On interest rate insurance mis-selling and the watering down of Vickers’ recommendations he also got it wrong.
The final report from Sir John Vickers’ Independent Commission on Banking recommended that derivatives trading – except where necessary for the retail bank to manage its own risk – should not be permitted within the ring-fence.
“So the following activities should not be carried on inside the ring-fence: services to non-EEA customers, services (other than payments services) resulting in exposure to financial customers, ‘trading book’ activities, services relating to secondary markets activity (including the purchases of loans or securities), and derivatives trading (except as necessary for the retail bank prudently to manage its own risk).”
Independent Banking Commission, Final report, p. 11
However in its recent white paper, the Treasury has argued that ring-fenced banks should be allowed to sell “simple” derivatives products to their customers.
“It is the Government’s view that a ring-fenced bank may be permitted to provide ‘simple’ derivatives products to its customers, provided that a number of conditions are met”
HM Treasury, financial regulation white paper, June 2012, p. 22
Permitted products would include those “whose purpose is to fix or cap client market exposures to interest rate or foreign exchange rate risk related to the business of the ring-fenced bank” (HM Treasury, financial regulation white paper, p. 22). These are similar to the products which banks - Barclays, HSBC, Lloyds and RBS – were found to have mis-sold to SMEs by the FSA last week. According to the FSA banks sold around 28,000 interest rate protection products to customers between 2001 and 2012.
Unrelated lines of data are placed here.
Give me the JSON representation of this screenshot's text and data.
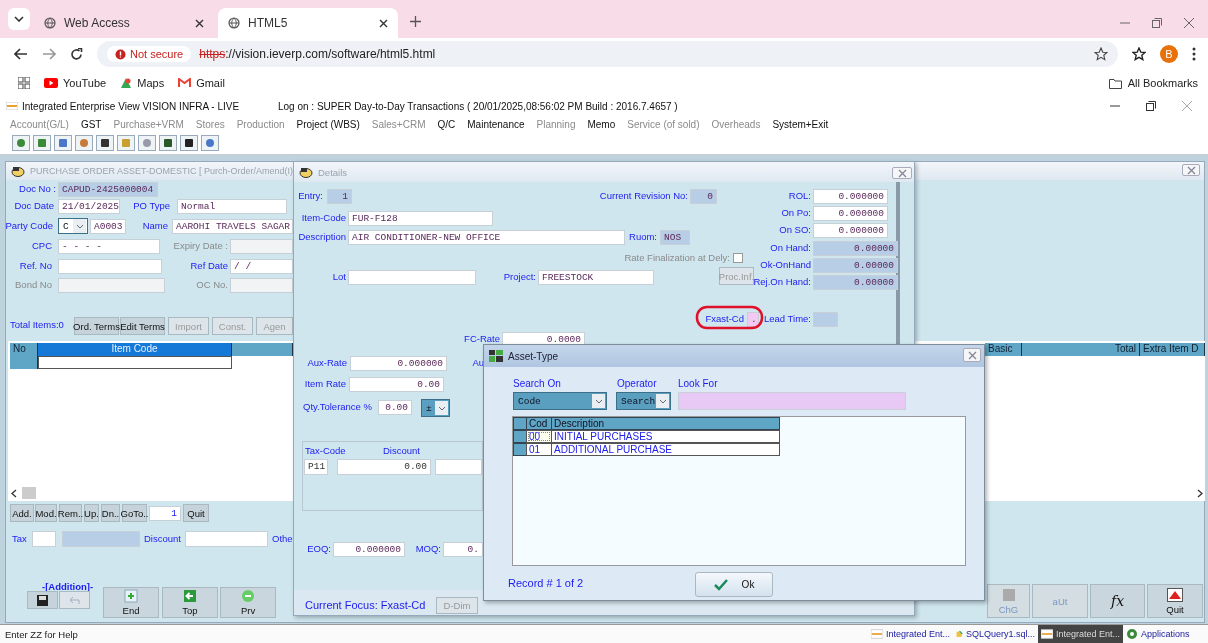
{
  "browser": {
    "tabs": [
      {
        "title": "Web Access",
        "selected": false
      },
      {
        "title": "HTML5",
        "selected": true
      }
    ],
    "security_label": "Not secure",
    "url_scheme": "https",
    "url_rest": "://vision.ieverp.com/software/html5.html",
    "profile_initial": "B",
    "bookmarks": [
      "YouTube",
      "Maps",
      "Gmail"
    ],
    "all_bookmarks": "All Bookmarks"
  },
  "app": {
    "title": "Integrated Enterprise View  VISION INFRA - LIVE",
    "logon": "Log on : SUPER  Day-to-Day Transactions ( 20/01/2025,08:56:02 PM Build : 2016.7.4657 )",
    "menu": [
      {
        "label": "Account(G/L)",
        "disabled": true
      },
      {
        "label": "GST",
        "disabled": false
      },
      {
        "label": "Purchase+VRM",
        "disabled": true
      },
      {
        "label": "Stores",
        "disabled": true
      },
      {
        "label": "Production",
        "disabled": true
      },
      {
        "label": "Project (WBS)",
        "disabled": false
      },
      {
        "label": "Sales+CRM",
        "disabled": true
      },
      {
        "label": "Q/C",
        "disabled": false
      },
      {
        "label": "Maintenance",
        "disabled": false
      },
      {
        "label": "Planning",
        "disabled": true
      },
      {
        "label": "Memo",
        "disabled": false
      },
      {
        "label": "Service (of sold)",
        "disabled": true
      },
      {
        "label": "Overheads",
        "disabled": true
      },
      {
        "label": "System+Exit",
        "disabled": false
      }
    ]
  },
  "po_window": {
    "title": "PURCHASE ORDER ASSET-DOMESTIC  [  Purch-Order/Amend(I)",
    "fields": [
      {
        "label": "Doc No :",
        "value": "CAPUD-2425000004",
        "kind": "readonly"
      },
      {
        "label": "Doc Date",
        "value": "21/01/2025",
        "kind": "normal"
      },
      {
        "label": "PO Type",
        "value": "Normal",
        "kind": "normal"
      },
      {
        "label": "Name",
        "value": "AAROHI TRAVELS SAGAR",
        "kind": "normal"
      },
      {
        "label": "CPC",
        "value": "-   -   -      -",
        "kind": "normal"
      },
      {
        "label": "Expiry Date :",
        "kind": "disabled"
      },
      {
        "label": "Ref. No",
        "kind": "normal"
      },
      {
        "label": "Ref Date",
        "value": " /  /",
        "kind": "normal"
      },
      {
        "label": "Bond No",
        "kind": "disabled"
      },
      {
        "label": "OC No.",
        "kind": "disabled"
      }
    ],
    "party_code": {
      "label": "Party Code",
      "prefix": "C",
      "value": "A0003"
    },
    "total_items": "Total Items:0",
    "buttons": [
      {
        "label": "Ord. Terms",
        "disabled": false
      },
      {
        "label": "Edit Terms",
        "disabled": false
      },
      {
        "label": "Import",
        "disabled": true
      },
      {
        "label": "Const.",
        "disabled": true
      },
      {
        "label": "Agen",
        "disabled": true
      }
    ],
    "grid_columns": [
      {
        "label": "No",
        "selected": false
      },
      {
        "label": "Item Code",
        "selected": true
      }
    ],
    "grid_columns_right": [
      "Basic",
      "Total",
      "Extra Item D"
    ],
    "nav_buttons": [
      "Add.",
      "Mod.",
      "Rem..",
      "Up.",
      "Dn..",
      "GoTo.."
    ],
    "goto_value": "1",
    "quit_label": "Quit",
    "tax_label": "Tax",
    "discount_label": "Discount",
    "other_label": "Othe",
    "mode": "-[Addition]-",
    "bottom_buttons": [
      {
        "label": "End",
        "kind": "end"
      },
      {
        "label": "Top",
        "kind": "top"
      },
      {
        "label": "Prv",
        "kind": "prev"
      }
    ],
    "right_buttons": [
      {
        "label": "ChG",
        "kind": "change",
        "disabled": true
      },
      {
        "label": "aUt",
        "kind": "plain",
        "disabled": true
      },
      {
        "label": "fx",
        "kind": "formula",
        "disabled": false
      },
      {
        "label": "Quit",
        "kind": "quit",
        "disabled": false
      }
    ]
  },
  "details_window": {
    "title": "Details",
    "fields": [
      {
        "label": "Entry:",
        "value": "1",
        "kind": "readonly"
      },
      {
        "label": "Current Revision No:",
        "value": "0",
        "kind": "readonly"
      },
      {
        "label": "ROL:",
        "value": "0.000000",
        "kind": "normal"
      },
      {
        "label": "On Po:",
        "value": "0.000000",
        "kind": "normal"
      },
      {
        "label": "On SO:",
        "value": "0.000000",
        "kind": "normal"
      },
      {
        "label": "On Hand:",
        "value": "0.00000",
        "kind": "readonly"
      },
      {
        "label": "Ok-OnHand",
        "value": "0.00000",
        "kind": "readonly"
      },
      {
        "label": "Rej.On Hand:",
        "value": "0.00000",
        "kind": "readonly"
      },
      {
        "label": "Item-Code",
        "value": "FUR-F128",
        "kind": "normal"
      },
      {
        "label": "Description",
        "value": "AIR CONDITIONER-NEW OFFICE",
        "kind": "normal"
      },
      {
        "label": "Ruom:",
        "value": "NOS",
        "kind": "readonly"
      },
      {
        "label": "Lot",
        "kind": "normal"
      },
      {
        "label": "Project:",
        "value": "FREESTOCK",
        "kind": "normal"
      },
      {
        "label": "Fxast-Cd",
        "value": ".",
        "kind": "focus"
      },
      {
        "label": "Lead Time:",
        "kind": "readonly"
      },
      {
        "label": "FC-Rate",
        "value": "0.0000",
        "kind": "normal"
      },
      {
        "label": "Aux-Rate",
        "value": "0.000000",
        "kind": "normal"
      },
      {
        "label": "Item Rate",
        "value": "0.00",
        "kind": "normal"
      },
      {
        "label": "Qty.Tolerance %",
        "value": "0.00",
        "kind": "normal"
      },
      {
        "label": "EOQ:",
        "value": "0.000000",
        "kind": "normal"
      },
      {
        "label": "MOQ:",
        "value": "0.",
        "kind": "normal"
      },
      {
        "label": "Au",
        "kind": "normal"
      }
    ],
    "rate_finalization": {
      "label": "Rate Finalization at Dely:",
      "checked": false
    },
    "proc_button": "Proc.Inf.",
    "tolerance_sign": "±",
    "tax_table": {
      "columns": [
        "Tax-Code",
        "Discount"
      ],
      "values": [
        "P11",
        "0.00"
      ]
    },
    "current_focus": "Current Focus: Fxast-Cd",
    "dim_button": "D-Dim"
  },
  "asset_dialog": {
    "title": "Asset-Type",
    "search_on": {
      "label": "Search On",
      "value": "Code"
    },
    "operator": {
      "label": "Operator",
      "value": "Search"
    },
    "look_for": {
      "label": "Look For"
    },
    "columns": [
      "Cod",
      "Description"
    ],
    "rows": [
      {
        "code": "00",
        "description": "INITIAL PURCHASES",
        "selected": true
      },
      {
        "code": "01",
        "description": "ADDITIONAL PURCHASE",
        "selected": false
      }
    ],
    "record": "Record # 1 of 2",
    "ok": "Ok"
  },
  "status": {
    "help": "Enter ZZ for Help",
    "taskbar": [
      {
        "label": "Integrated Ent...",
        "kind": "app",
        "selected": false
      },
      {
        "label": "SQLQuery1.sql...",
        "kind": "sql",
        "selected": false
      },
      {
        "label": "Integrated Ent...",
        "kind": "app",
        "selected": true
      },
      {
        "label": "Applications",
        "kind": "apps",
        "selected": false
      }
    ]
  }
}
“Interest rate hedging products can protect bank customers against the risk of interest rate movements and can be an appropriate product when properly sold in the right circumstances. During the period 2001 to date, banks sold around 28,000 interest rate protection products to customers.
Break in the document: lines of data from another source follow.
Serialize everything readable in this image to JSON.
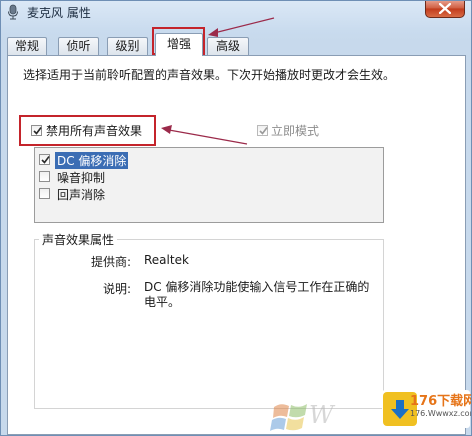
{
  "window": {
    "title": "麦克风 属性"
  },
  "tabs": [
    {
      "label": "常规"
    },
    {
      "label": "侦听"
    },
    {
      "label": "级别"
    },
    {
      "label": "增强"
    },
    {
      "label": "高级"
    }
  ],
  "active_tab": "增强",
  "description": "选择适用于当前聆听配置的声音效果。下次开始播放时更改才会生效。",
  "disable_all": {
    "label": "禁用所有声音效果",
    "checked": true
  },
  "immediate_mode": {
    "label": "立即模式",
    "checked": true,
    "disabled": true
  },
  "effects": [
    {
      "label": "DC 偏移消除",
      "checked": true,
      "selected": true
    },
    {
      "label": "噪音抑制",
      "checked": false,
      "selected": false
    },
    {
      "label": "回声消除",
      "checked": false,
      "selected": false
    }
  ],
  "properties": {
    "group_title": "声音效果属性",
    "provider_label": "提供商:",
    "provider_value": "Realtek",
    "description_label": "说明:",
    "description_line1": "DC 偏移消除功能使输入信号工作在正确的",
    "description_line2": "电平。"
  },
  "watermark": {
    "badge_text": "176下载网",
    "badge_sub": "176.Wwwxz.com",
    "logo_text": "W"
  },
  "colors": {
    "annotation_red": "#c4242b",
    "selection_blue": "#3b6db4"
  }
}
These products range in complexity from comparatively simple “caps” that fixed an upper limit to the interest rate on a loan, through to the more complex derivatives such as “structured collars” which fixed interest rates within a band but introduced a degree of interest rate speculation.”
FSA, 29 June 2012, http://www.fsa.gov.uk/library/communication/pr/2012/071.shtml
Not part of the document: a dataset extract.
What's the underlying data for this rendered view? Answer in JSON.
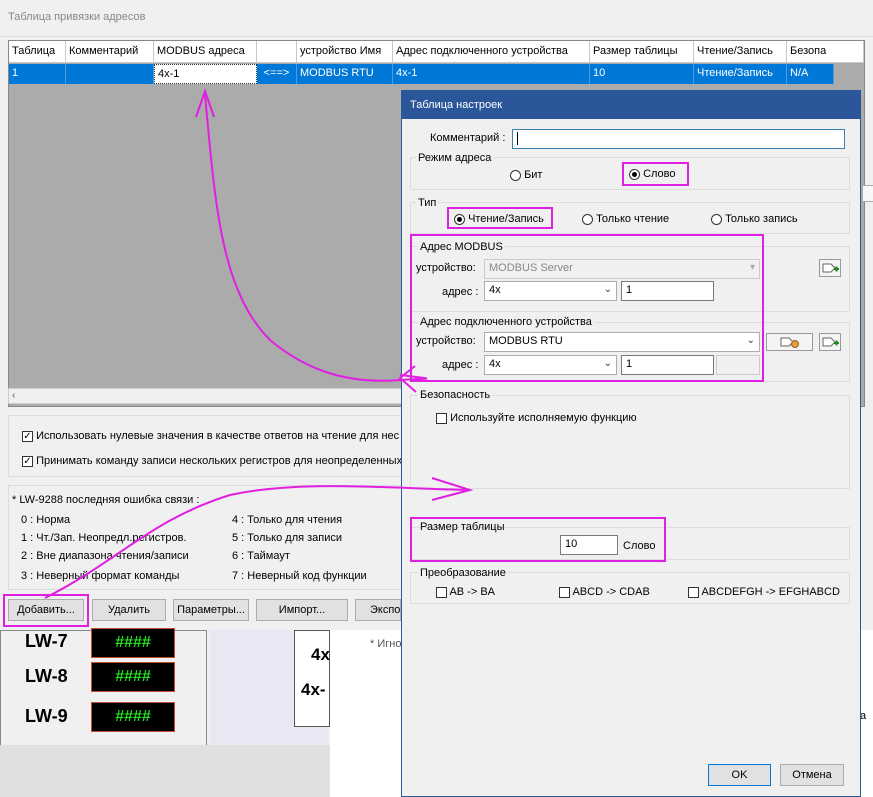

Sir John Vickers criticised the Government for watering down some of the recommendations in his final report. Speaking to the Financial Times on 14 June 2012 he said: “The white paper proposals are far-reaching, but on some points – such as limits on the leverage of big banks – we believe they should go further. We welcome that the ICB proposals have been accepted in large part, but urge the government to resist pressure to weaken their effectiveness.”
Martin Wolf, who was a member of the Vickers Commission, yesterday described the Government’s decision not to implement this recommendation as “really quite dangerous. It leads to the very serious risk of mis-selling”.
David Cameron and the rest of his Government simply haven't got it when it comes to sorting out the banks. Could it have anything to do with who bankrolls the Tory Party?